WORK TO COMPLETE: Calculate how many lines of the data hold "screenshot". The answer consists of that number only.

GIVEN DATA:
● ● ●
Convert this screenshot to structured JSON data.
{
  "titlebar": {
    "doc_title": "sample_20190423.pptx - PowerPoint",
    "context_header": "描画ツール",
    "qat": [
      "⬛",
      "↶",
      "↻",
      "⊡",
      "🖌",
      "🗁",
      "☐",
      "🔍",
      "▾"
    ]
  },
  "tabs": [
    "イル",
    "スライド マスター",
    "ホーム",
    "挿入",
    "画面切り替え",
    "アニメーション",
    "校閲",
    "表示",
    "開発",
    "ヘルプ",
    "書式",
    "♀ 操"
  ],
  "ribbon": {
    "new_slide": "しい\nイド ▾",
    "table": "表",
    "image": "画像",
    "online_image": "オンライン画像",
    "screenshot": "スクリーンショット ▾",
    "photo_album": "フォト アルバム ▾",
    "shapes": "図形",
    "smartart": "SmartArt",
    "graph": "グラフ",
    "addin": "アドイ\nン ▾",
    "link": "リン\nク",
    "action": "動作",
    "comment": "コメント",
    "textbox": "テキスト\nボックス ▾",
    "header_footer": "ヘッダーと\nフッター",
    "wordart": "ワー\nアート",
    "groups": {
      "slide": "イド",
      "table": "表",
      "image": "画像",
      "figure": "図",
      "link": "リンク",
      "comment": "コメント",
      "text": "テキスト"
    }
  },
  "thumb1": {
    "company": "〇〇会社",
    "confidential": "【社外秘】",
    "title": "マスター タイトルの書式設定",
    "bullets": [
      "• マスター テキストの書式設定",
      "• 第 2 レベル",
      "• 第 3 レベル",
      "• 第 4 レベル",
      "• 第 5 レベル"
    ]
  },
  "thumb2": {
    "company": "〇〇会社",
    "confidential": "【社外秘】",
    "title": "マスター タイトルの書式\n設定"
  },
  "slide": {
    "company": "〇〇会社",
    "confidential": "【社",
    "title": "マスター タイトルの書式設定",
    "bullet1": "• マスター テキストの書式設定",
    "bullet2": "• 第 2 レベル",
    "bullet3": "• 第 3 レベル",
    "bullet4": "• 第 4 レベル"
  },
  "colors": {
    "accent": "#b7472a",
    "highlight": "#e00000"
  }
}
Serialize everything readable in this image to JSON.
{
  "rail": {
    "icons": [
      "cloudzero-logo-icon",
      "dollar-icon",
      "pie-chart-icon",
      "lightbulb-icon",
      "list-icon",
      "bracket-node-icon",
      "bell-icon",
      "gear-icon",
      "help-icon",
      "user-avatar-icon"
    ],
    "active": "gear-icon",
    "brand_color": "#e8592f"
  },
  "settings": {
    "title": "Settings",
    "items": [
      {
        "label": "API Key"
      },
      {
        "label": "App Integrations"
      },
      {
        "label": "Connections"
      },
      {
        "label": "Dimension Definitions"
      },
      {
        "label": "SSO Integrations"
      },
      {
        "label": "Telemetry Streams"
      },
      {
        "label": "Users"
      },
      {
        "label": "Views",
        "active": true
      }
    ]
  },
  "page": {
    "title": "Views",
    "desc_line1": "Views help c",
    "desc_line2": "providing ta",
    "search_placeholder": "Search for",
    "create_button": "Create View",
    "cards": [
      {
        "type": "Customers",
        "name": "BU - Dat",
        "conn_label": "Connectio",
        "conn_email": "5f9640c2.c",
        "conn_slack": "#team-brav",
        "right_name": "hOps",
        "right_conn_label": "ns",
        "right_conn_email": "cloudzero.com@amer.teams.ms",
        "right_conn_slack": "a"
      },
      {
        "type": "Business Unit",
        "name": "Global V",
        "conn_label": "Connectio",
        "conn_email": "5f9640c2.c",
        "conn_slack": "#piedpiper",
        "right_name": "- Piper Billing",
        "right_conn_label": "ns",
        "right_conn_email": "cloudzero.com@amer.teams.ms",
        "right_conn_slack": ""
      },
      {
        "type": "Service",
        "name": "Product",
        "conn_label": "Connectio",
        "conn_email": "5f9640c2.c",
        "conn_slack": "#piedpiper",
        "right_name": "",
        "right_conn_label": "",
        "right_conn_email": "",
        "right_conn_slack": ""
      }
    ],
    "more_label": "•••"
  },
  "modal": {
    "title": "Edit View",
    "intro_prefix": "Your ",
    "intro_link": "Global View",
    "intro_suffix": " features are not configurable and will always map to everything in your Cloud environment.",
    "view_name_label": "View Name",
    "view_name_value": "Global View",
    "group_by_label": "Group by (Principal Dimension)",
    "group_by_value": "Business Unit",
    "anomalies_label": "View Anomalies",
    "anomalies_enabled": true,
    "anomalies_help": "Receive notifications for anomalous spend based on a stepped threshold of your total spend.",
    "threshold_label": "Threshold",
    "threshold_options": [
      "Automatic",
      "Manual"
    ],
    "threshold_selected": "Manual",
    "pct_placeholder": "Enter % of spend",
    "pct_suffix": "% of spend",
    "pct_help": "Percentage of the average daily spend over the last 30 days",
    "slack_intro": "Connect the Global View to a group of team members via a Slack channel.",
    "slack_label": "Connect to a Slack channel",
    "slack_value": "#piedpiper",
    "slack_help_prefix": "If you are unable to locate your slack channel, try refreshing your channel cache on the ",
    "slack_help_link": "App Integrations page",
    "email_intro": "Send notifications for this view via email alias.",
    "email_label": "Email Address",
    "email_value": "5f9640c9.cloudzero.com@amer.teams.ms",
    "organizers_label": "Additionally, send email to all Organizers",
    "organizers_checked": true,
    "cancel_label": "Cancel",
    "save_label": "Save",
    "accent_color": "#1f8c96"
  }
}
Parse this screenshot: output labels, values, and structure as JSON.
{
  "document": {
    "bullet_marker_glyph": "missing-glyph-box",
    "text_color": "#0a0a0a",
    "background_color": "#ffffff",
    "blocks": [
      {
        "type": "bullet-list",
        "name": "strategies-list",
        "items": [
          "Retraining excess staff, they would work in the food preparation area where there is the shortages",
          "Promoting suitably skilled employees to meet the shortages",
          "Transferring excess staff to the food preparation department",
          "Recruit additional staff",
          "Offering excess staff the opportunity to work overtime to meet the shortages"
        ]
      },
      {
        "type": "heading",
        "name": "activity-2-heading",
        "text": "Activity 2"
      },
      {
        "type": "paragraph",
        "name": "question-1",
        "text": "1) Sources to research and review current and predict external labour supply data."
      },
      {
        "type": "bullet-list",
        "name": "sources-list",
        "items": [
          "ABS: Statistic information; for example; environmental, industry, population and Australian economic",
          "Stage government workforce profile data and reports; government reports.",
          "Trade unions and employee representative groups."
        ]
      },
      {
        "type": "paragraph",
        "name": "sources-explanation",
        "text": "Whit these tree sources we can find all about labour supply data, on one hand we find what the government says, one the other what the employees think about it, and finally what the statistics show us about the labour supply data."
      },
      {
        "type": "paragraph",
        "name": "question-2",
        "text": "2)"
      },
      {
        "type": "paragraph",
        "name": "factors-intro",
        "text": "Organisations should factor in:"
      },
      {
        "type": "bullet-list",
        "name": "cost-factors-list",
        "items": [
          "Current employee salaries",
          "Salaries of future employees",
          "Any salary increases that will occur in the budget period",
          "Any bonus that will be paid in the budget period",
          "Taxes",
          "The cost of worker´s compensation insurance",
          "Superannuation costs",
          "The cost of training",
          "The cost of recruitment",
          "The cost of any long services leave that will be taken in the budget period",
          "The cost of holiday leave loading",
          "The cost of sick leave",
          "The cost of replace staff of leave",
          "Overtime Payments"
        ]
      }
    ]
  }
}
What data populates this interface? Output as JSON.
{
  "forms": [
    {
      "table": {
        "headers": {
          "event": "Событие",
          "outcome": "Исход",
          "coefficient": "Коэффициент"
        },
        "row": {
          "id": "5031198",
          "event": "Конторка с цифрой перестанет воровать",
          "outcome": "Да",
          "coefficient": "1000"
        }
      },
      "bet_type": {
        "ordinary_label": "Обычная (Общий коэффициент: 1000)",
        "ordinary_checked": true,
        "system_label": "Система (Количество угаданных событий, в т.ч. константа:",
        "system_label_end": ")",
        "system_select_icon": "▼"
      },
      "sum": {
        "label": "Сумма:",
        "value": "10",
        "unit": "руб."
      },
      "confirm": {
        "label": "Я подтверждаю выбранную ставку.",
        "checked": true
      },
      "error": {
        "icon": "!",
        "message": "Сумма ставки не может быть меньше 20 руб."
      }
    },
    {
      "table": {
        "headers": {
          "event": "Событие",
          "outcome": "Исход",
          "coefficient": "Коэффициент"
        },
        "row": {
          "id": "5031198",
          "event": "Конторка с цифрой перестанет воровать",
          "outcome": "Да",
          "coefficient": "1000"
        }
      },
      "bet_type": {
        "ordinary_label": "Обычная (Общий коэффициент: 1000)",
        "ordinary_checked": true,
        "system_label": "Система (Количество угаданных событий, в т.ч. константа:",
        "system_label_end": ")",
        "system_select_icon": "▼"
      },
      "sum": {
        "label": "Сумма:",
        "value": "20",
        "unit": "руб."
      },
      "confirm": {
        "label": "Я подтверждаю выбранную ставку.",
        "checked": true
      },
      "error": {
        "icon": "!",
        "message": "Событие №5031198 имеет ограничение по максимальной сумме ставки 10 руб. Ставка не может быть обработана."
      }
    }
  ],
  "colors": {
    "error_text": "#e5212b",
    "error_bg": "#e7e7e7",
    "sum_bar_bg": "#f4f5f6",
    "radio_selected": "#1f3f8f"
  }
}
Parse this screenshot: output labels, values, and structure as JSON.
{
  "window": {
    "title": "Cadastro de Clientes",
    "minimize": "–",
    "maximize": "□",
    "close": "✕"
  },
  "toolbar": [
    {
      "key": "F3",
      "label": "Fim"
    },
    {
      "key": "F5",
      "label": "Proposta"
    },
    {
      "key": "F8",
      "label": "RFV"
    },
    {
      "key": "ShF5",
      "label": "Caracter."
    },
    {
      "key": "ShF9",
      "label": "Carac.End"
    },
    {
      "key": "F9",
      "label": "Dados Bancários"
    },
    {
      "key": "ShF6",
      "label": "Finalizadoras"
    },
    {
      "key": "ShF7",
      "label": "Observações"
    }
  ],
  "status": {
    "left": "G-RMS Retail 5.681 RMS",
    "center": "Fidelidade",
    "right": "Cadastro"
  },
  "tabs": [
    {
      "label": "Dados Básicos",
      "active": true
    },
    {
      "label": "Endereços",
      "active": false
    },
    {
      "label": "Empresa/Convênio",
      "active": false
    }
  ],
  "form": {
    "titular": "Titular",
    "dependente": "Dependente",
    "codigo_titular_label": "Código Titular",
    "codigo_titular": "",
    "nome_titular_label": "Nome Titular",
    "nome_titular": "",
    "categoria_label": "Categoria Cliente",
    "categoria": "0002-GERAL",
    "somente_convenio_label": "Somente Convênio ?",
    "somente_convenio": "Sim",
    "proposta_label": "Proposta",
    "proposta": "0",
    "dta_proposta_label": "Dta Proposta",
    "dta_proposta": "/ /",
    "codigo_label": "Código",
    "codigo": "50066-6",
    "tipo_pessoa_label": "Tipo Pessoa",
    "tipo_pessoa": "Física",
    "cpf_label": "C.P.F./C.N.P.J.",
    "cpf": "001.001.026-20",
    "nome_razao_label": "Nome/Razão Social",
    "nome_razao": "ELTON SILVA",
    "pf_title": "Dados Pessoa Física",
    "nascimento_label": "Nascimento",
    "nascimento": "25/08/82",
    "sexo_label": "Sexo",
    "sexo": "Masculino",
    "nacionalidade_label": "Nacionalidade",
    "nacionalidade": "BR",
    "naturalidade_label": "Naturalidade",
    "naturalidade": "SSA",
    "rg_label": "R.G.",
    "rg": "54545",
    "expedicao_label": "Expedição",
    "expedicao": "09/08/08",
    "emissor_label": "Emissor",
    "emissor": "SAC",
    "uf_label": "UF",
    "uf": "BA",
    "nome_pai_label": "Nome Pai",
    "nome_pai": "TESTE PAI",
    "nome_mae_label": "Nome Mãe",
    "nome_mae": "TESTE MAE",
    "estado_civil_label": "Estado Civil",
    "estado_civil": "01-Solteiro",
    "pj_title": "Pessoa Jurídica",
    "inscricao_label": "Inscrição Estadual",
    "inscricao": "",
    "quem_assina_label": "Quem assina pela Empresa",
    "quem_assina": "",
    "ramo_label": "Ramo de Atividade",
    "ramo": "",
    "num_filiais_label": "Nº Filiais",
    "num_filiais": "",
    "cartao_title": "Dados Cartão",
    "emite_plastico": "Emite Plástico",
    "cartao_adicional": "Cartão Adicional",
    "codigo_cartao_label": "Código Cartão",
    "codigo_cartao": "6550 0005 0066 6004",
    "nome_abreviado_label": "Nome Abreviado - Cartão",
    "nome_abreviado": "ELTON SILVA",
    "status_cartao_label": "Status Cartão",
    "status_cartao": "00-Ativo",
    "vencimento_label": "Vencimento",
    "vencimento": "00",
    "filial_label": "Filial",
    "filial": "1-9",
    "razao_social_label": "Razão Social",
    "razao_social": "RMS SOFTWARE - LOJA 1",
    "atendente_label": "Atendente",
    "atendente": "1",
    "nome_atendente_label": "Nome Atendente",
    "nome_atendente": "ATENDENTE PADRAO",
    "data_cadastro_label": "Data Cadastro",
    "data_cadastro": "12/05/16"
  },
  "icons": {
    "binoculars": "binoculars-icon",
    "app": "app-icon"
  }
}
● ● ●
TASK OUTPUT: 4